I mean no offense to my friends in New England, but the facts make it clear that the first thanksgiving celebration was not held at Plymouth. Contrary to what many of us may have been taught in school, the first thanksgiving feast in English North America was actually held in Virginia. On December 4, 1619 Berkeley Plantation on the James River was the site of the event. The settlers set aside this day to give thanks to God and declared that it should be celebrated perpetually.
An article about this appeared in the Richmond Times-Dispatch a number of years ago. I’ve pasted it below:
The First Thanksgiving Likely Occurred Here, & Not at Plymouth . . .
Ross Mackenzie / Richmond Times-Dispatch
It is altogether fitting and proper to conclude that the first Thanksgiving was held here.
Now begins the season for giving thanks — something that more of us could profit from doing more often. As an inevitable consequence, this also is the season for refueling the debate about where the first Thanksgiving occurred.
For centuries the New England version went practically unchallenged. Many children know the general story, even in this contemporary culture that so frequently reviles its past.
In 1621, at Plymouth Plantation in Massachusetts, the Pilgrims held a harvest festival. The colonists were ever so thankful for their safe passage, for their survival of that first awful winter, and for the good offices of the remarkable Indians — Samoset and Squanto.
As William Bradford, governor of the colony, described it: “For summer being done, all things [stood] upon them with a weather beaten face, and the whole country, full of woods and thickets, represented a wild and savage view.” They were understandably thankful.
But at the risk of sounding chauvinistic, the truth is that the right to claim firstness, like so many other “firsts” attributed to New England, probably belongs to Virginia. Indeed, it is altogether fitting and proper to conclude that the first Thanksgiving was held here.
The Virginia version is not widely known — particularly outside the South.
On September 16, 1619, a group of 38 English colonists headed by Captain John Woodlief sailed from England aboard the Margaret. They landed at Berkeley Hundred 10 weeks later. The settlers were sent by the London Company; it owned thousands of acres in the area, and settled and supported Berkeley Plantation.

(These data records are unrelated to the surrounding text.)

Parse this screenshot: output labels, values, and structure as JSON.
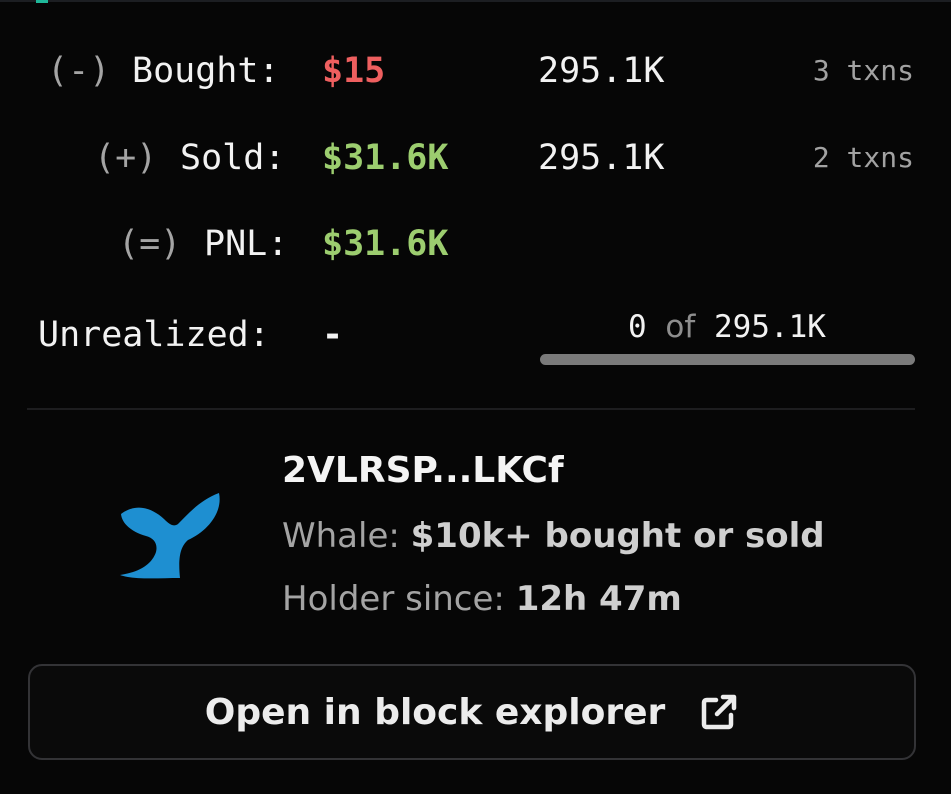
{
  "accent_color": "#1fb89a",
  "trades": {
    "bought": {
      "sign": "(-)",
      "label": "Bought:",
      "value": "$15",
      "value_color": "#ee5f5f",
      "amount": "295.1K",
      "txns": "3 txns"
    },
    "sold": {
      "sign": "(+)",
      "label": "Sold:",
      "value": "$31.6K",
      "value_color": "#9ccd6f",
      "amount": "295.1K",
      "txns": "2 txns"
    },
    "pnl": {
      "sign": "(=)",
      "label": "PNL:",
      "value": "$31.6K",
      "value_color": "#9ccd6f"
    }
  },
  "unrealized": {
    "label": "Unrealized:",
    "value": "-",
    "held": "0",
    "of_text": "of",
    "total": "295.1K",
    "progress_fraction": 0
  },
  "wallet": {
    "name": "2VLRSP...LKCf",
    "icon": "whale-tail-icon",
    "icon_color": "#1e8fd1",
    "tag_label": "Whale:",
    "tag_value": "$10k+ bought or sold",
    "holder_label": "Holder since:",
    "holder_value": "12h 47m"
  },
  "explorer_button": {
    "label": "Open in block explorer",
    "icon": "external-link-icon"
  }
}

Exhibit A in the Virginia claim to firstness is this sentence in the company’s instructions to the settlers — instructions to be opened upon reaching Virginia:
We ordaine that the day of our ships arrivall at the place assigned for plantacon in the land of Virginia shall be yearly and perpetually kept holy as a day of thanksgiving to Almighty God.
These settlers held that Thanksgiving at Berkeley Hundred on December 4, 1619 — a year before the Pilgrims arrived at Plymouth. Surely Woodlief and his followers were equally as grateful as the Pilgrims — equally schooled in adversity, equally determined to renew themselves with roots in the land. Surely they were equally devout and equally thankful. To suggest that they were disobedient and did not give thanks requires a superabundance of credulity and moral pretension.
But lest we forget, there were numerous trips to Virginia prior to Woodlief’s: the Raleigh expeditions of the 1580s, and the London Company’s initial expeditions — beginning with the one under Christopher Newport that founded Jamestown in 1607.
The London Company’s charter of May 23, 1609, was written principally by Sir Edward Sandys with the concurrence of Sir Francis Bacon, the early philosopher of natural right. It was probably the first document to say that government derives its authority from the consent of the governed. It was the closest thing to a constitution and bill of rights that colonists in Virginia had for three years, until refined in 1612. The Sandys charter was written 11 years before the first Pilgrim reached Plymouth.
On November 18, 1618, the London Company issued instructions to Sir George Yeardley upon his appointment as Governor of Virginia; those instructions provided for a liberal form of government. At Jamestown, in 1619, Yeardley convened the first legislative assembly in the New World. That was a year before the landing at Plymouth.
Those were firsts of considerable magnitude. They, and the events in Virginia during the 35 years prior to the Plymouth landing, tell us a good deal about the Virginia colonists.
They were God-fearing people. Just about every one of their existing documents speaks of their duties and obligations to a God almost always described as “almighty.”
These also were people of discipline and self-will. Contrary to so many of us today, they were people determined not to tear down the old to make way for the ersatz old. They retained their umbilical ties to the past, as Virginians — inhabitants of the most English of states — tend to do still. Their past was England, and central to England were the church and God.
Even without the instructions to Woodlief, is it not logical to assume that the colonists in Virginia regularly prayed and gave thanks prior to 1621? Do we not have to overlook too much to believe they did not? In 1962, the evidence proved overwhelming to Harvard historian Arthur Schlesinger, Jr., then an adviser to President John Kennedy. In December of that year he repented of “an unconquerable New England bias” on the question, and acknowledged that Virginia’s claim is “quite right.” But despite the evidence, the bias persists.